*What the exercise asks*
Among the entries, which lines carry the string "Address"? Copy every one.

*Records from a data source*
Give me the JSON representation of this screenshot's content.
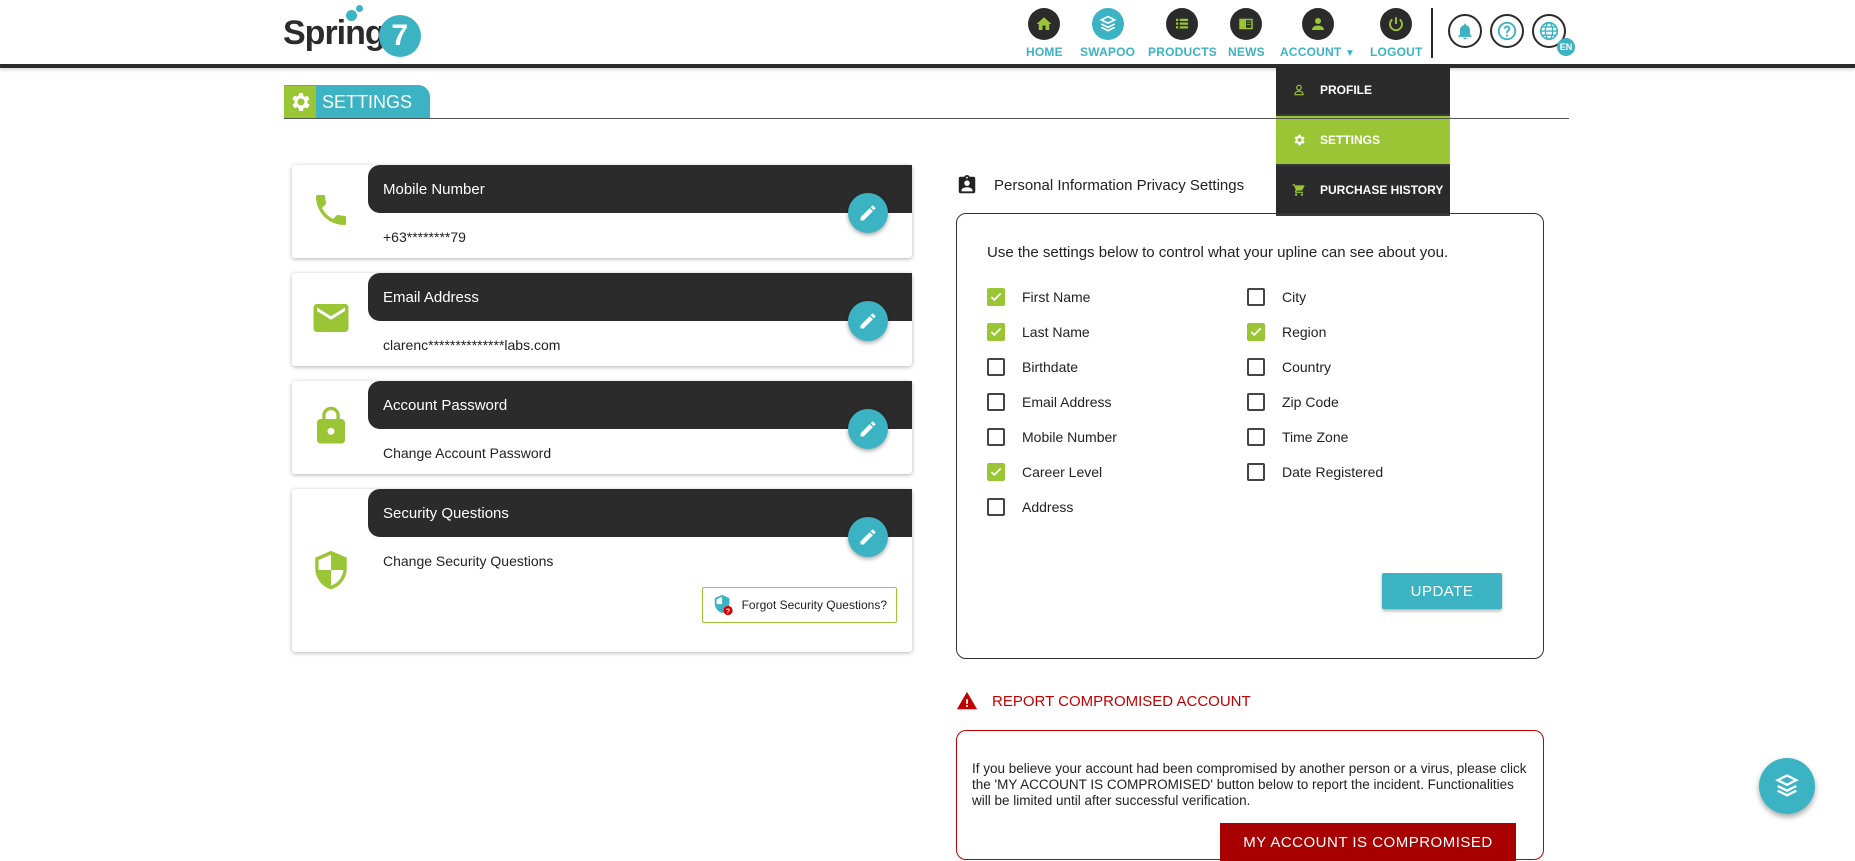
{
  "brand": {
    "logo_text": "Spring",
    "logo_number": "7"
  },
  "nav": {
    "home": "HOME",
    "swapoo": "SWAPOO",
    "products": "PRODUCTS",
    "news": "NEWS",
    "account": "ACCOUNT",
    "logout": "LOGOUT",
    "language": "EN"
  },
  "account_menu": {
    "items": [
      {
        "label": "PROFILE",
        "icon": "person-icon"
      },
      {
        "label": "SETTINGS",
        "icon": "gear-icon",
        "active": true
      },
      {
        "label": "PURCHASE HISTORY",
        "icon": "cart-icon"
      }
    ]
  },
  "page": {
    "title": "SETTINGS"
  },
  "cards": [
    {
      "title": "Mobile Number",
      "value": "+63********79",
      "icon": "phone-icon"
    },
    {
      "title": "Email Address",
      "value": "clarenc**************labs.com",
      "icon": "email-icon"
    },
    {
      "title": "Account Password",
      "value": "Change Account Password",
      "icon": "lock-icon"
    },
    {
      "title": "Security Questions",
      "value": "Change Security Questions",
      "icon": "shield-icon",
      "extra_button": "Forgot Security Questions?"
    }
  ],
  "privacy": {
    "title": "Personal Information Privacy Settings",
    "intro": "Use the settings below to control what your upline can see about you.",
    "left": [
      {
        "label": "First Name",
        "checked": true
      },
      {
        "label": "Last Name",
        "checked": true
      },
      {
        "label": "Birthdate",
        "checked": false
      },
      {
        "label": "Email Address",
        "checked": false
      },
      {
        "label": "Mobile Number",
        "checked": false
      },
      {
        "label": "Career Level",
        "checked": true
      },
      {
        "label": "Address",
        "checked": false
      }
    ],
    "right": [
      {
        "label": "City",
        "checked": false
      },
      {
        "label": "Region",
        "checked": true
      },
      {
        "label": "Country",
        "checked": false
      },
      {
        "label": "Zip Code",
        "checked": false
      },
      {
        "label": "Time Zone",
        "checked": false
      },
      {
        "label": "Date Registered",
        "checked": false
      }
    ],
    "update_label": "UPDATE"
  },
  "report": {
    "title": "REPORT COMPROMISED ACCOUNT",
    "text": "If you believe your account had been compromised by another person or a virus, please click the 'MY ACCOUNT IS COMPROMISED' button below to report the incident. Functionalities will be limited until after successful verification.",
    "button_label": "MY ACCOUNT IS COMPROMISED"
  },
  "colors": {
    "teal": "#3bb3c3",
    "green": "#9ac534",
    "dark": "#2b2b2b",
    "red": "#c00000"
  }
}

*Response box*
      "title": "Email Address",
        "label": "Email Address",
        "label": "Address",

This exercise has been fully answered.